Fake reception prompts probe

A political candidate has sparked the Reserve Bank and the Financial Markets Authority to visit a foreign-owned company offering "secret" offshore accounts.

Grace Haden, an independent standing for election in Epsom, raised concerns with the regulators about Breder Suasso, which is referred to on overseas websites as a New Zealand bank and as providing banking services, despite not being registered as one here.

She pointed to a photo on the Auckland-based company's website, since removed, which featured a plush reception with an oil painting on the wall. In fact the company has a poky office with room for only a single desk and a line of filing cabinets down one wall.

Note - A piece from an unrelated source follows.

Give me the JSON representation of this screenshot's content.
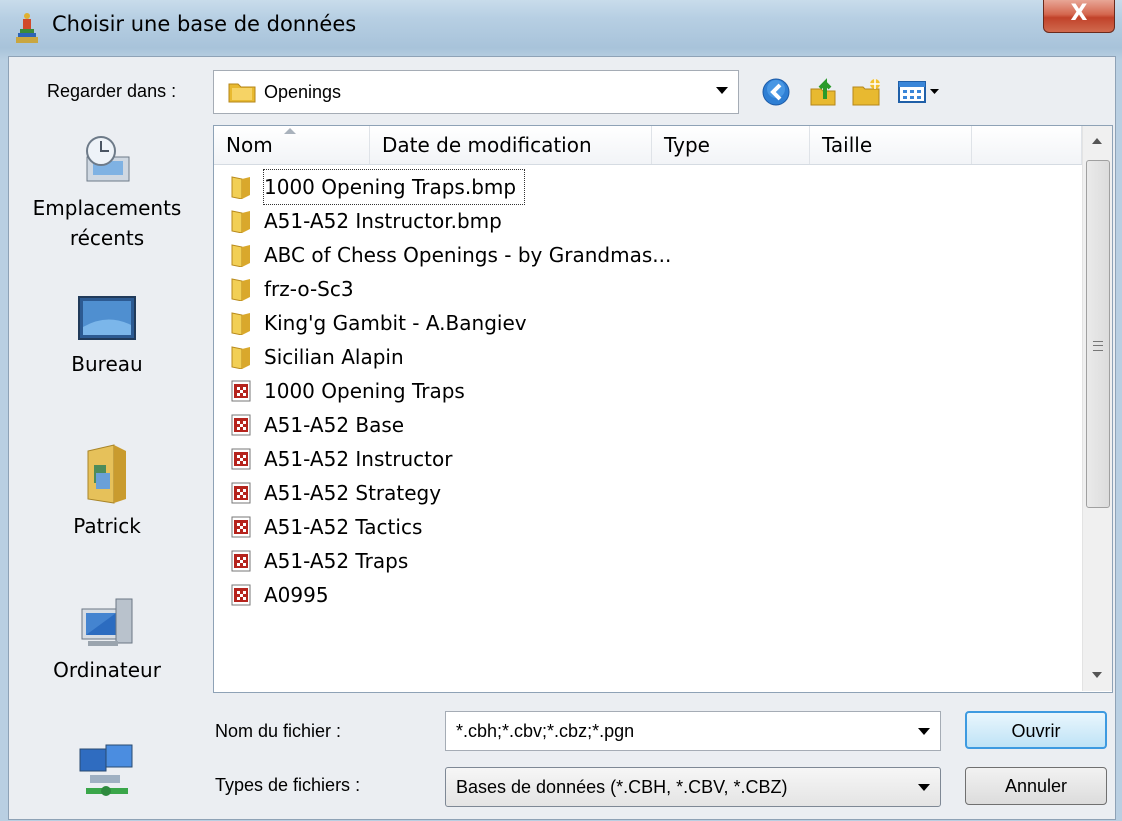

Breder Suasso admitted the photo was faked for marketing purposes, a detail buried in fine print on the website.

It confirmed the Auckland office had been visited by the regulators following Haden's complaints.

The would-be MP's main concern is that Breder Suasso is registered on the Financial Service Providers Register (FSP), giving the false impression it is regulated in New Zealand.

But it doesn't sell secret offshore accounts in New Zealand, and is not regulated to provide financial services here.

Since July 1, the FMA has had the power to remove organisations and individuals from the FSP "if registration is likely to give a false or misleading impression that the person is regulated by NZ, or providing services from or in NZ, or is otherwise likely to damage the integrity or reputation of NZ's financial markets or law or regulatory arrangements."

The FMA had not yet used that power, but said: "We are looking into the company to clarify what services they provide and where."

The Reserve Bank would not comment, but Breder Suasso spokesman Ben Cohen said via email: "We have been in reception of a request from the Reserve Bank and a visit of the FMA, we co-operate and are doing our best to be fully compliant with New Zealand right and laws."

He said Breder Suasso hoped it was not giving the impression it was regulated in New Zealand, and felt its website provided "all information . . . to make sure nobody intends to think so".

The company was set up in February. Company office records show it is owned by Teodoro De Regibus, whose address is in the English town of Hitchin. He took over the company in May, changing its name to Breder Suasso from Sobraine Limited.

Breder Suasso markets offshore accounts to foreigners, telling its clients on its website: "Your account information is kept confidential, our staff highly respect clients confidentiality and secrecy. People will know about your Breder Suasso Account only if you tell them."

The accounts are not its own however, but are set up with Polish Bank Bre Bank, Cohen said.

International debit cards, included pre-loaded debit cards, are issued to clients.

The history section of the company formed only this year reads: "Three outstanding men from the Lopes Suasso family left their mark on the banking world. They distinguished themselves by their unique philosophy, setting their banking practices high and above others following simpler methods. For this they were ennobled and honored with the title of Baron d'Avernas Le Gras. Breder Suasso is proud to follow in the footsteps of these three remarkable generations of brilliant bankers."

Haden fears New Zealand can too easily be used as a virtual home by overseas organisations piggy-backing off its reputation when they do no business here.

She also says it is still too easy to set up a company here or for foreigners to take ownership of shelf companies.

Cohen said Breder Suasso complied with anti-money laundering laws and screened clients to ensure it didn't handle any funds from criminal sources.

He also said it scanned clients through a worldwide check to avoid a politically exposed person, which is jargon for people linked to corrupt politicians.

He said the Auckland office was home to some of Breder Suasso's administration and stored its archives. "These files are ready to be submitted for any official visit such as the one we have had this week by the FMA."

The rest of its operations are managed abroad, he said.

Sunday Star Times